Exercise brief: Take every line in the entries that includes the word "SanDisk" and copy it.

Listed records:
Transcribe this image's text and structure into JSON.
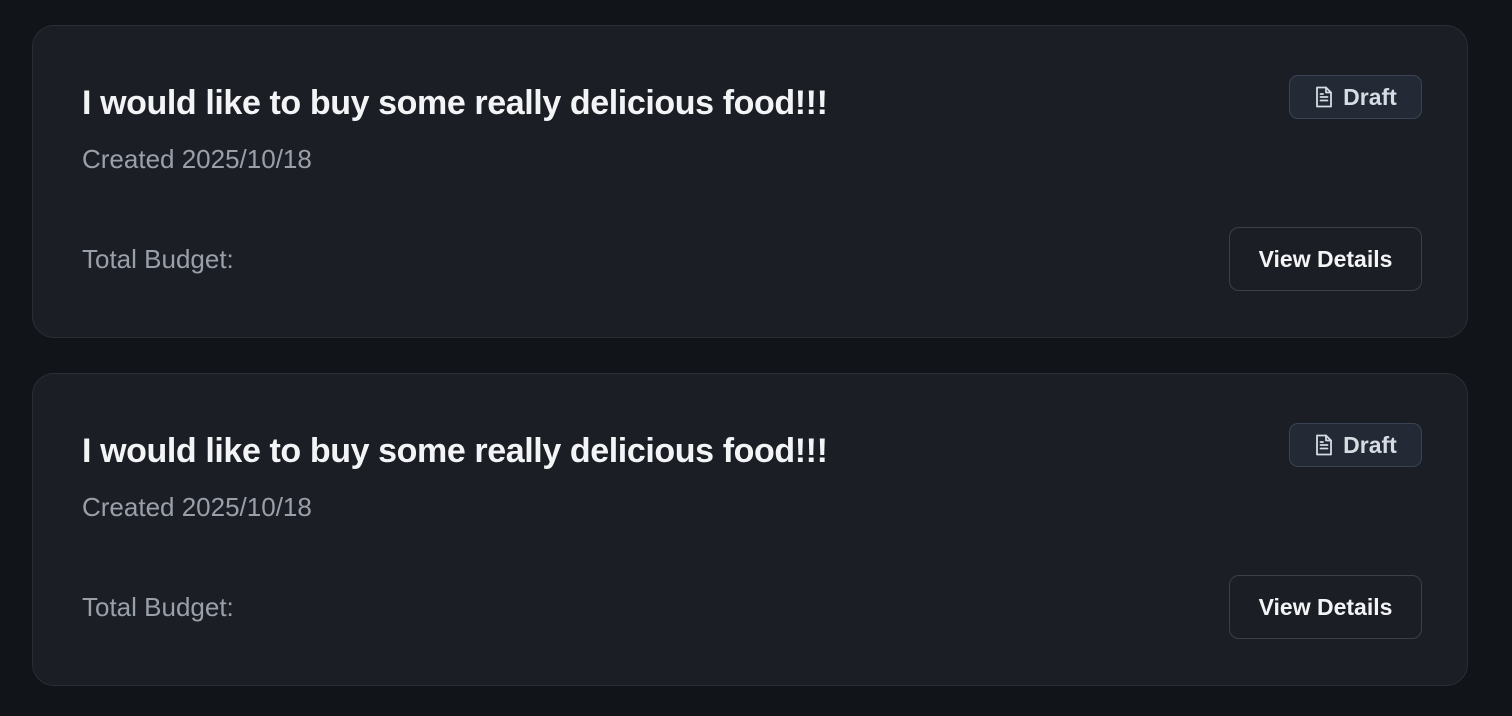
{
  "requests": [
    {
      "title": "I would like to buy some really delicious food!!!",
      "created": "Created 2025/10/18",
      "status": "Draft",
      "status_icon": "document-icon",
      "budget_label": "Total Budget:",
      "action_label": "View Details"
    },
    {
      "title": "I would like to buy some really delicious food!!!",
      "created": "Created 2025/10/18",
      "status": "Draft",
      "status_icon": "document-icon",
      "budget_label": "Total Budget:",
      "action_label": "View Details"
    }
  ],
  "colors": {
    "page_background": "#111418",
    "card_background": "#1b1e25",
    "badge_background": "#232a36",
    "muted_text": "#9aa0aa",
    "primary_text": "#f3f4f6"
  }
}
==
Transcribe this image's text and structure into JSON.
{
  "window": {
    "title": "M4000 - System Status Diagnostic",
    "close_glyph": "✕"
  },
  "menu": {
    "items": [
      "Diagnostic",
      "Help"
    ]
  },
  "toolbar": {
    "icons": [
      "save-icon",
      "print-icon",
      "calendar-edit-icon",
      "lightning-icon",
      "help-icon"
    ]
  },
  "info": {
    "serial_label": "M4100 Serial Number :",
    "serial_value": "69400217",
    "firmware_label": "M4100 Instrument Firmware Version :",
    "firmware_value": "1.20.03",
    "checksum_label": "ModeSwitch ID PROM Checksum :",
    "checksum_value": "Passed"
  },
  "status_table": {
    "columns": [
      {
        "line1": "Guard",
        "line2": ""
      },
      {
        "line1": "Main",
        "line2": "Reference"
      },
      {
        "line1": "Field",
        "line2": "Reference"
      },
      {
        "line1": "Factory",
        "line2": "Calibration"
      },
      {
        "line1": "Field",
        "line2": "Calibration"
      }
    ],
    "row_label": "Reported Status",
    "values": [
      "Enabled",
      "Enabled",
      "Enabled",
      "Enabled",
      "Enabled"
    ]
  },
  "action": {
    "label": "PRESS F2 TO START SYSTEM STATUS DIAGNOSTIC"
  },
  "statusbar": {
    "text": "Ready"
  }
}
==
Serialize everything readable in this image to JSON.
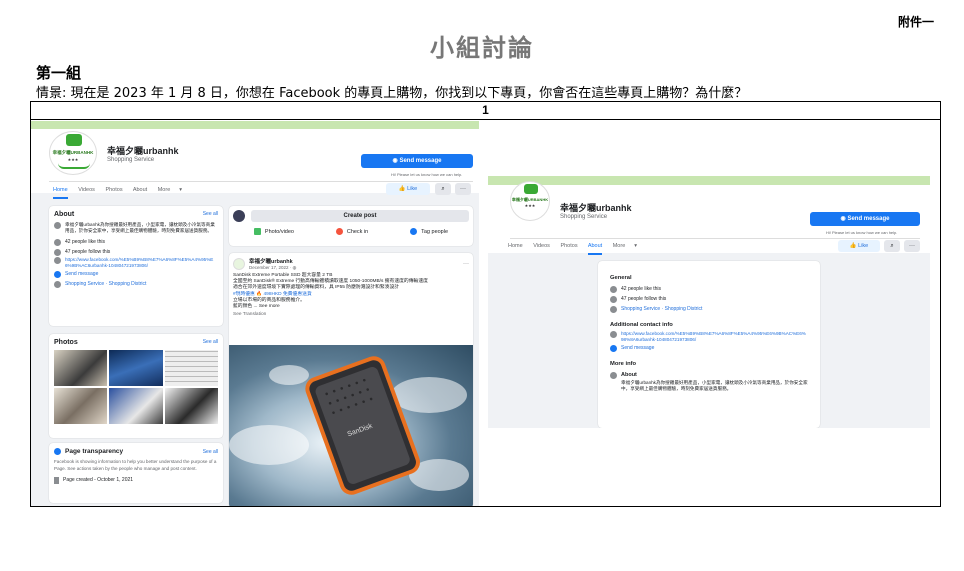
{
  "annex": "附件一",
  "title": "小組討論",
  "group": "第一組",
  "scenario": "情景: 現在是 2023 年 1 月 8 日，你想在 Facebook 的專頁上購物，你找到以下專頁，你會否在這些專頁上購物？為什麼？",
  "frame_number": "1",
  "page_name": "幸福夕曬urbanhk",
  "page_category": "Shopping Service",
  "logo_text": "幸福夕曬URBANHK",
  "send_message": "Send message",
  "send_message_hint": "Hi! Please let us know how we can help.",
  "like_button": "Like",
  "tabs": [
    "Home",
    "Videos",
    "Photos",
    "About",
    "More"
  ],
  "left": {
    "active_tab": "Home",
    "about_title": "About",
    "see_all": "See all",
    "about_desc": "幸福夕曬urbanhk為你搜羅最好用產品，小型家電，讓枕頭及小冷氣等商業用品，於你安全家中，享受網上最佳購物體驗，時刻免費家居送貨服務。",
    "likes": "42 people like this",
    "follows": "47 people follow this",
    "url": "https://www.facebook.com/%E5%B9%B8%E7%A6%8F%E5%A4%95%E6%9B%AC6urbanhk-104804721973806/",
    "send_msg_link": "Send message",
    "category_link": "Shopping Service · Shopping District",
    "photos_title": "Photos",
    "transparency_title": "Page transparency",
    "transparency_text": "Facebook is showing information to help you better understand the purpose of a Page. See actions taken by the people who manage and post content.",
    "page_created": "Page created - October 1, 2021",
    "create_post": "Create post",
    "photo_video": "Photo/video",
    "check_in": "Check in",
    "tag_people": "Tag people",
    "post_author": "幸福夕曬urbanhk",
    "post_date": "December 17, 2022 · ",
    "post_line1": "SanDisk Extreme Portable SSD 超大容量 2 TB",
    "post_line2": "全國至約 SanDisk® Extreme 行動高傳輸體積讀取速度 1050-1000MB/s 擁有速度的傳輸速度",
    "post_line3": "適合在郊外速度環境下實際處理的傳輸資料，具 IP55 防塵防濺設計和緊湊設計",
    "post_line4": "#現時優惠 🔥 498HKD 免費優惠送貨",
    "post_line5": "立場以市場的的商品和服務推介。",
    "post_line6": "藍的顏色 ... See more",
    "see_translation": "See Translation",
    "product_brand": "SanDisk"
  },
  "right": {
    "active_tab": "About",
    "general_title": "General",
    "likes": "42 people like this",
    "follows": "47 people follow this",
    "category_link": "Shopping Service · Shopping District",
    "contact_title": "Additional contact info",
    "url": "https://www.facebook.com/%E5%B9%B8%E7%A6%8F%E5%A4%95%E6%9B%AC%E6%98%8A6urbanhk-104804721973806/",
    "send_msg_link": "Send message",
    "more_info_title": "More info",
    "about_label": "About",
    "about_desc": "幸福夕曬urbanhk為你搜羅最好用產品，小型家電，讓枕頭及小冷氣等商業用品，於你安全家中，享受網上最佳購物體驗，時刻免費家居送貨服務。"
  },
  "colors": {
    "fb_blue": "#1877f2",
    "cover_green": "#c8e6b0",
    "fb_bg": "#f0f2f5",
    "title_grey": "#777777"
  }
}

Solution to the exercise:
    "post_line1": "SanDisk Extreme Portable SSD 超大容量 2 TB",
    "post_line2": "全國至約 SanDisk® Extreme 行動高傳輸體積讀取速度 1050-1000MB/s 擁有速度的傳輸速度",
    "product_brand": "SanDisk"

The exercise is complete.